Tuesday, September 25, 2007

God is God and we are not

Words of wisdom from a young man...

It saddens me how so many congregations "chip away" at the rich history of Lutheran liturgy and worship and conform to the ever-increasing popular "seeker services" - and this is occurring to services with traditional music. Confession and Absolution is spoken by the Pastor in a way not to "confuse" unchurched guests. The "Bible reading" takes the place of Scripture readings of Law and Gospel. The sermon is turned into how Jesus can help you. Communion is an act. This list goes on.

It doesn't happen overnight. It doesn't happen through the efforts of one. It happens through Pastors that seek "better ways" to "connect with the lost" and forget the teachings that they confessed to vowed to uphold in their ordinations. It happens to through congregational members who forget or put aside the dear teachings of Luther's Small and Large Catechisms in favor on figuring out ways to grow their church.

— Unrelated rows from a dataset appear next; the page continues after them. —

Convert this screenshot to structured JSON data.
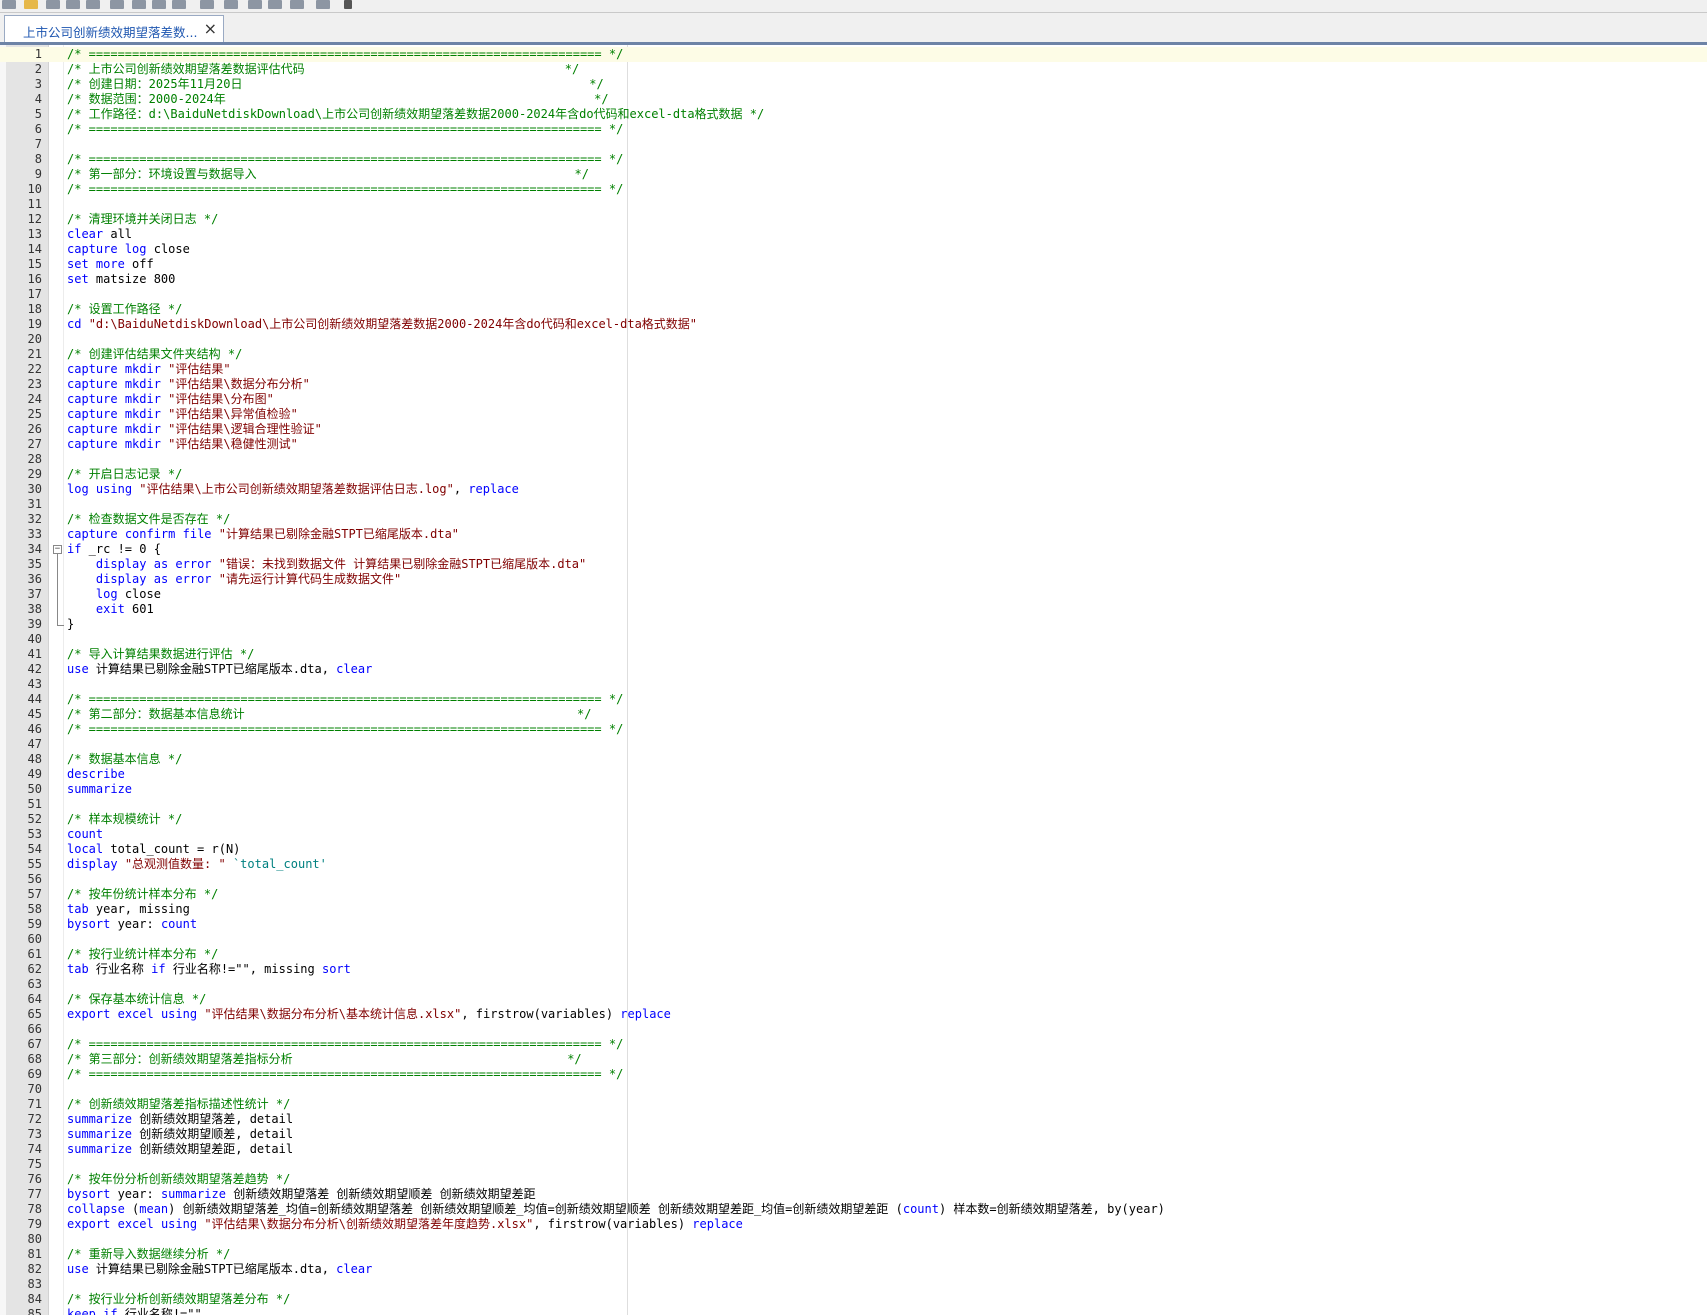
{
  "tab": {
    "title": "上市公司创新绩效期望落差数...",
    "close_symbol": "×"
  },
  "toolbar": {
    "icons": [
      "new-file-icon",
      "open-folder-icon",
      "save-icon",
      "save-all-icon",
      "print-icon",
      "find-icon",
      "cut-icon",
      "copy-icon",
      "paste-icon",
      "undo-icon",
      "redo-icon",
      "bookmark-icon",
      "bookmark-next-icon",
      "bookmark-prev-icon",
      "run-icon",
      "dropdown-icon"
    ]
  },
  "colors": {
    "comment": "#008000",
    "keyword": "#0000ff",
    "string": "#800000",
    "local_macro": "#008080",
    "current_line": "#fdfce6",
    "gutter": "#e4e4e4"
  },
  "editor": {
    "current_line": 1,
    "lines": [
      {
        "n": "1",
        "tokens": [
          [
            "c",
            "/* ======================================================================= */"
          ]
        ]
      },
      {
        "n": "2",
        "tokens": [
          [
            "c",
            "/* 上市公司创新绩效期望落差数据评估代码                                    */"
          ]
        ]
      },
      {
        "n": "3",
        "tokens": [
          [
            "c",
            "/* 创建日期：2025年11月20日                                                */"
          ]
        ]
      },
      {
        "n": "4",
        "tokens": [
          [
            "c",
            "/* 数据范围：2000-2024年                                                   */"
          ]
        ]
      },
      {
        "n": "5",
        "tokens": [
          [
            "c",
            "/* 工作路径：d:\\BaiduNetdiskDownload\\上市公司创新绩效期望落差数据2000-2024年含do代码和excel-dta格式数据 */"
          ]
        ]
      },
      {
        "n": "6",
        "tokens": [
          [
            "c",
            "/* ======================================================================= */"
          ]
        ]
      },
      {
        "n": "7",
        "tokens": []
      },
      {
        "n": "8",
        "tokens": [
          [
            "c",
            "/* ======================================================================= */"
          ]
        ]
      },
      {
        "n": "9",
        "tokens": [
          [
            "c",
            "/* 第一部分：环境设置与数据导入                                            */"
          ]
        ]
      },
      {
        "n": "10",
        "tokens": [
          [
            "c",
            "/* ======================================================================= */"
          ]
        ]
      },
      {
        "n": "11",
        "tokens": []
      },
      {
        "n": "12",
        "tokens": [
          [
            "c",
            "/* 清理环境并关闭日志 */"
          ]
        ]
      },
      {
        "n": "13",
        "tokens": [
          [
            "k",
            "clear"
          ],
          [
            "p",
            " all"
          ]
        ]
      },
      {
        "n": "14",
        "tokens": [
          [
            "k",
            "capture"
          ],
          [
            "p",
            " "
          ],
          [
            "k",
            "log"
          ],
          [
            "p",
            " close"
          ]
        ]
      },
      {
        "n": "15",
        "tokens": [
          [
            "k",
            "set"
          ],
          [
            "p",
            " "
          ],
          [
            "k",
            "more"
          ],
          [
            "p",
            " off"
          ]
        ]
      },
      {
        "n": "16",
        "tokens": [
          [
            "k",
            "set"
          ],
          [
            "p",
            " matsize 800"
          ]
        ]
      },
      {
        "n": "17",
        "tokens": []
      },
      {
        "n": "18",
        "tokens": [
          [
            "c",
            "/* 设置工作路径 */"
          ]
        ]
      },
      {
        "n": "19",
        "tokens": [
          [
            "k",
            "cd"
          ],
          [
            "p",
            " "
          ],
          [
            "s",
            "\"d:\\BaiduNetdiskDownload\\上市公司创新绩效期望落差数据2000-2024年含do代码和excel-dta格式数据\""
          ]
        ]
      },
      {
        "n": "20",
        "tokens": []
      },
      {
        "n": "21",
        "tokens": [
          [
            "c",
            "/* 创建评估结果文件夹结构 */"
          ]
        ]
      },
      {
        "n": "22",
        "tokens": [
          [
            "k",
            "capture"
          ],
          [
            "p",
            " "
          ],
          [
            "k",
            "mkdir"
          ],
          [
            "p",
            " "
          ],
          [
            "s",
            "\"评估结果\""
          ]
        ]
      },
      {
        "n": "23",
        "tokens": [
          [
            "k",
            "capture"
          ],
          [
            "p",
            " "
          ],
          [
            "k",
            "mkdir"
          ],
          [
            "p",
            " "
          ],
          [
            "s",
            "\"评估结果\\数据分布分析\""
          ]
        ]
      },
      {
        "n": "24",
        "tokens": [
          [
            "k",
            "capture"
          ],
          [
            "p",
            " "
          ],
          [
            "k",
            "mkdir"
          ],
          [
            "p",
            " "
          ],
          [
            "s",
            "\"评估结果\\分布图\""
          ]
        ]
      },
      {
        "n": "25",
        "tokens": [
          [
            "k",
            "capture"
          ],
          [
            "p",
            " "
          ],
          [
            "k",
            "mkdir"
          ],
          [
            "p",
            " "
          ],
          [
            "s",
            "\"评估结果\\异常值检验\""
          ]
        ]
      },
      {
        "n": "26",
        "tokens": [
          [
            "k",
            "capture"
          ],
          [
            "p",
            " "
          ],
          [
            "k",
            "mkdir"
          ],
          [
            "p",
            " "
          ],
          [
            "s",
            "\"评估结果\\逻辑合理性验证\""
          ]
        ]
      },
      {
        "n": "27",
        "tokens": [
          [
            "k",
            "capture"
          ],
          [
            "p",
            " "
          ],
          [
            "k",
            "mkdir"
          ],
          [
            "p",
            " "
          ],
          [
            "s",
            "\"评估结果\\稳健性测试\""
          ]
        ]
      },
      {
        "n": "28",
        "tokens": []
      },
      {
        "n": "29",
        "tokens": [
          [
            "c",
            "/* 开启日志记录 */"
          ]
        ]
      },
      {
        "n": "30",
        "tokens": [
          [
            "k",
            "log"
          ],
          [
            "p",
            " "
          ],
          [
            "k",
            "using"
          ],
          [
            "p",
            " "
          ],
          [
            "s",
            "\"评估结果\\上市公司创新绩效期望落差数据评估日志.log\""
          ],
          [
            "p",
            ", "
          ],
          [
            "k",
            "replace"
          ]
        ]
      },
      {
        "n": "31",
        "tokens": []
      },
      {
        "n": "32",
        "tokens": [
          [
            "c",
            "/* 检查数据文件是否存在 */"
          ]
        ]
      },
      {
        "n": "33",
        "tokens": [
          [
            "k",
            "capture"
          ],
          [
            "p",
            " "
          ],
          [
            "k",
            "confirm"
          ],
          [
            "p",
            " "
          ],
          [
            "k",
            "file"
          ],
          [
            "p",
            " "
          ],
          [
            "s",
            "\"计算结果已剔除金融STPT已缩尾版本.dta\""
          ]
        ]
      },
      {
        "n": "34",
        "fold": "start",
        "tokens": [
          [
            "k",
            "if"
          ],
          [
            "p",
            " _rc != 0 {"
          ]
        ]
      },
      {
        "n": "35",
        "fold": "mid",
        "tokens": [
          [
            "p",
            "    "
          ],
          [
            "k",
            "display"
          ],
          [
            "p",
            " "
          ],
          [
            "k",
            "as"
          ],
          [
            "p",
            " "
          ],
          [
            "k",
            "error"
          ],
          [
            "p",
            " "
          ],
          [
            "s",
            "\"错误：未找到数据文件 计算结果已剔除金融STPT已缩尾版本.dta\""
          ]
        ]
      },
      {
        "n": "36",
        "fold": "mid",
        "tokens": [
          [
            "p",
            "    "
          ],
          [
            "k",
            "display"
          ],
          [
            "p",
            " "
          ],
          [
            "k",
            "as"
          ],
          [
            "p",
            " "
          ],
          [
            "k",
            "error"
          ],
          [
            "p",
            " "
          ],
          [
            "s",
            "\"请先运行计算代码生成数据文件\""
          ]
        ]
      },
      {
        "n": "37",
        "fold": "mid",
        "tokens": [
          [
            "p",
            "    "
          ],
          [
            "k",
            "log"
          ],
          [
            "p",
            " close"
          ]
        ]
      },
      {
        "n": "38",
        "fold": "mid",
        "tokens": [
          [
            "p",
            "    "
          ],
          [
            "k",
            "exit"
          ],
          [
            "p",
            " 601"
          ]
        ]
      },
      {
        "n": "39",
        "fold": "end",
        "tokens": [
          [
            "p",
            "}"
          ]
        ]
      },
      {
        "n": "40",
        "tokens": []
      },
      {
        "n": "41",
        "tokens": [
          [
            "c",
            "/* 导入计算结果数据进行评估 */"
          ]
        ]
      },
      {
        "n": "42",
        "tokens": [
          [
            "k",
            "use"
          ],
          [
            "p",
            " 计算结果已剔除金融STPT已缩尾版本.dta, "
          ],
          [
            "k",
            "clear"
          ]
        ]
      },
      {
        "n": "43",
        "tokens": []
      },
      {
        "n": "44",
        "tokens": [
          [
            "c",
            "/* ======================================================================= */"
          ]
        ]
      },
      {
        "n": "45",
        "tokens": [
          [
            "c",
            "/* 第二部分：数据基本信息统计                                              */"
          ]
        ]
      },
      {
        "n": "46",
        "tokens": [
          [
            "c",
            "/* ======================================================================= */"
          ]
        ]
      },
      {
        "n": "47",
        "tokens": []
      },
      {
        "n": "48",
        "tokens": [
          [
            "c",
            "/* 数据基本信息 */"
          ]
        ]
      },
      {
        "n": "49",
        "tokens": [
          [
            "k",
            "describe"
          ]
        ]
      },
      {
        "n": "50",
        "tokens": [
          [
            "k",
            "summarize"
          ]
        ]
      },
      {
        "n": "51",
        "tokens": []
      },
      {
        "n": "52",
        "tokens": [
          [
            "c",
            "/* 样本规模统计 */"
          ]
        ]
      },
      {
        "n": "53",
        "tokens": [
          [
            "k",
            "count"
          ]
        ]
      },
      {
        "n": "54",
        "tokens": [
          [
            "k",
            "local"
          ],
          [
            "p",
            " total_count = r(N)"
          ]
        ]
      },
      {
        "n": "55",
        "tokens": [
          [
            "k",
            "display"
          ],
          [
            "p",
            " "
          ],
          [
            "s",
            "\"总观测值数量: \""
          ],
          [
            "p",
            " "
          ],
          [
            "l",
            "`total_count'"
          ]
        ]
      },
      {
        "n": "56",
        "tokens": []
      },
      {
        "n": "57",
        "tokens": [
          [
            "c",
            "/* 按年份统计样本分布 */"
          ]
        ]
      },
      {
        "n": "58",
        "tokens": [
          [
            "k",
            "tab"
          ],
          [
            "p",
            " year, missing"
          ]
        ]
      },
      {
        "n": "59",
        "tokens": [
          [
            "k",
            "bysort"
          ],
          [
            "p",
            " year: "
          ],
          [
            "k",
            "count"
          ]
        ]
      },
      {
        "n": "60",
        "tokens": []
      },
      {
        "n": "61",
        "tokens": [
          [
            "c",
            "/* 按行业统计样本分布 */"
          ]
        ]
      },
      {
        "n": "62",
        "tokens": [
          [
            "k",
            "tab"
          ],
          [
            "p",
            " 行业名称 "
          ],
          [
            "k",
            "if"
          ],
          [
            "p",
            " 行业名称!=\"\", missing "
          ],
          [
            "k",
            "sort"
          ]
        ]
      },
      {
        "n": "63",
        "tokens": []
      },
      {
        "n": "64",
        "tokens": [
          [
            "c",
            "/* 保存基本统计信息 */"
          ]
        ]
      },
      {
        "n": "65",
        "tokens": [
          [
            "k",
            "export"
          ],
          [
            "p",
            " "
          ],
          [
            "k",
            "excel"
          ],
          [
            "p",
            " "
          ],
          [
            "k",
            "using"
          ],
          [
            "p",
            " "
          ],
          [
            "s",
            "\"评估结果\\数据分布分析\\基本统计信息.xlsx\""
          ],
          [
            "p",
            ", firstrow(variables) "
          ],
          [
            "k",
            "replace"
          ]
        ]
      },
      {
        "n": "66",
        "tokens": []
      },
      {
        "n": "67",
        "tokens": [
          [
            "c",
            "/* ======================================================================= */"
          ]
        ]
      },
      {
        "n": "68",
        "tokens": [
          [
            "c",
            "/* 第三部分：创新绩效期望落差指标分析                                      */"
          ]
        ]
      },
      {
        "n": "69",
        "tokens": [
          [
            "c",
            "/* ======================================================================= */"
          ]
        ]
      },
      {
        "n": "70",
        "tokens": []
      },
      {
        "n": "71",
        "tokens": [
          [
            "c",
            "/* 创新绩效期望落差指标描述性统计 */"
          ]
        ]
      },
      {
        "n": "72",
        "tokens": [
          [
            "k",
            "summarize"
          ],
          [
            "p",
            " 创新绩效期望落差, detail"
          ]
        ]
      },
      {
        "n": "73",
        "tokens": [
          [
            "k",
            "summarize"
          ],
          [
            "p",
            " 创新绩效期望顺差, detail"
          ]
        ]
      },
      {
        "n": "74",
        "tokens": [
          [
            "k",
            "summarize"
          ],
          [
            "p",
            " 创新绩效期望差距, detail"
          ]
        ]
      },
      {
        "n": "75",
        "tokens": []
      },
      {
        "n": "76",
        "tokens": [
          [
            "c",
            "/* 按年份分析创新绩效期望落差趋势 */"
          ]
        ]
      },
      {
        "n": "77",
        "tokens": [
          [
            "k",
            "bysort"
          ],
          [
            "p",
            " year: "
          ],
          [
            "k",
            "summarize"
          ],
          [
            "p",
            " 创新绩效期望落差 创新绩效期望顺差 创新绩效期望差距"
          ]
        ]
      },
      {
        "n": "78",
        "tokens": [
          [
            "k",
            "collapse"
          ],
          [
            "p",
            " ("
          ],
          [
            "k",
            "mean"
          ],
          [
            "p",
            ") 创新绩效期望落差_均值=创新绩效期望落差 创新绩效期望顺差_均值=创新绩效期望顺差 创新绩效期望差距_均值=创新绩效期望差距 ("
          ],
          [
            "k",
            "count"
          ],
          [
            "p",
            ") 样本数=创新绩效期望落差, by(year)"
          ]
        ]
      },
      {
        "n": "79",
        "tokens": [
          [
            "k",
            "export"
          ],
          [
            "p",
            " "
          ],
          [
            "k",
            "excel"
          ],
          [
            "p",
            " "
          ],
          [
            "k",
            "using"
          ],
          [
            "p",
            " "
          ],
          [
            "s",
            "\"评估结果\\数据分布分析\\创新绩效期望落差年度趋势.xlsx\""
          ],
          [
            "p",
            ", firstrow(variables) "
          ],
          [
            "k",
            "replace"
          ]
        ]
      },
      {
        "n": "80",
        "tokens": []
      },
      {
        "n": "81",
        "tokens": [
          [
            "c",
            "/* 重新导入数据继续分析 */"
          ]
        ]
      },
      {
        "n": "82",
        "tokens": [
          [
            "k",
            "use"
          ],
          [
            "p",
            " 计算结果已剔除金融STPT已缩尾版本.dta, "
          ],
          [
            "k",
            "clear"
          ]
        ]
      },
      {
        "n": "83",
        "tokens": []
      },
      {
        "n": "84",
        "tokens": [
          [
            "c",
            "/* 按行业分析创新绩效期望落差分布 */"
          ]
        ]
      },
      {
        "n": "85",
        "tokens": [
          [
            "k",
            "keep"
          ],
          [
            "p",
            " "
          ],
          [
            "k",
            "if"
          ],
          [
            "p",
            " 行业名称!=\"\""
          ]
        ]
      }
    ]
  }
}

It happens by forgetting that God is God and we are not. Christians are to come together on Sunday to worship God - not to attend a seminar on how to understand their life and how God can make it better. The timeless truths of Scripture and God's plan for us is revealed, but it is out of thankfulness for what He has done and humility and reverence and awe for the most powerful timeless loving being in the universe that we come together to worship Him! Liturgy - speaking, singing, chanting the words of God himself as revealed in Scripture. How can man speak more truthfully than with the word of God himself? How can man's feeling - sinful as he is, even as a new creation- be more reverent than the Word from which the universe sprang into being.

Just the ranting of a young Elder that wants to change his church. Thanks for listening.

For myself, I will never forget the relief of coming to a worship service where God comes to me, first and foremost. No longer do I need to come to church with my game face on - dressed well, happy, perfect children, sins neatly under control (not that I don't try to do that, in Christ, already). I now come to church to be reminded of my hopeless condition, then immediately being led through confession of my sins and be a recipient of the good news that I have been forgiven. My liturgical church service is a reflection of God, in that it is about what God has done for me in love because I am His child and am helpless to save myself. From that firm foundation, I am able to approach God with my singing and praise.

Borrowed in full from Cyberbrethren's excellent post on fear of liturgy, Lutheran Worship: Old School ... Too Roman Catholic? Thoughts on Lutheranism and Liturgy.